25 Jul 2018
Taking action into its own hands, Wakefield city is following the success of its three-year, Three Area Project (TAP), which launched in 2010 to tackle on-going childhood obesity.

With a one-off £2.5 million investment from the council and NHS, Wakefield set out to transform three local communities to help ‘encourage healthier lifestyles and reduce obesity rates.’

As part of this, Greenhill Primary School was one particular focus. Encouraging children to get their recommended levels of physical activity, its surrounding banks were turned into an outdoor adventure programme fully-equipped with a fitness trail and climbing ropes.

It also now has an on-site orchard where pupils grow their own, fresh produce, and a beehive for homemade honey - both used by school chefs to create healthy lunches.

Head teacher Martin Fenton told the BBC: “The school is completely different now.

“The children love playing out and running around. The school meals are better - and because the kids are growing the vegetables, they are more likely to eat them.
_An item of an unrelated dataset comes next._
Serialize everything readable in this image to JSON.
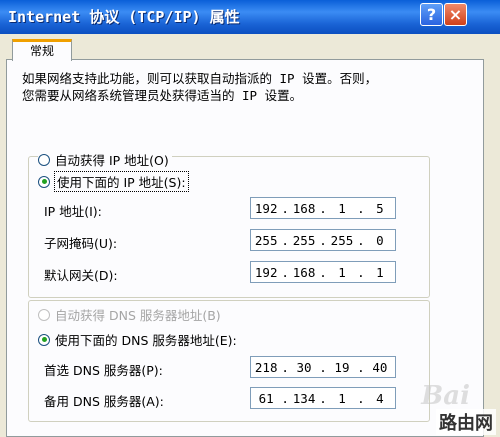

“We have become a truly healthy school.”

Other projects implemented by TAP include:

  • The Eastmoor Community Garden – once derelict land popular for ‘fly-tipping’ – now used to grow ingredients with an outdoor kitchen for locals
  • New kitchens and outdoor play areas for community venue and local schools, including Kinsley and Fitzwilliam Community Centre and the library
  • Community organised activities and healthy eating workshops

That said, the programme hasn’t been without problems.

While it has indeed made progress in decreasing obesity levels – the proportion of people doing moderate levels of activity has risen by more than a fifth – to secure the funding, the local child weight management programme was ‘scrapped.’

The idea being that organisers wanted to “prevent obesity rather than treat it.”

Liz Blenkinsop, council health improvement service manager overseeing the project, explained: “By working with three (Wakefield) neighbourhoods that had the worst problems, we felt we could find out what could really work to help stop obesity in the first place.”

Despite TAP having stopped in 2013 and with ‘no money available to repeat it across the region,’ the district has taken action into its own hands.

The number of activators has increased from three to six, with the team working with 48 primary schools across the area, “training lunchtime supervisors to encourage active play, host cookery courses for parents and put on alternative sports clubs.”

Organised walks and community-led health programmes have also launched – free of charge – to keep up the council’s ‘good work.’

Public Health England (PHE) is now carrying out its own research into how Wakefield has achieved its reduce obesity rates.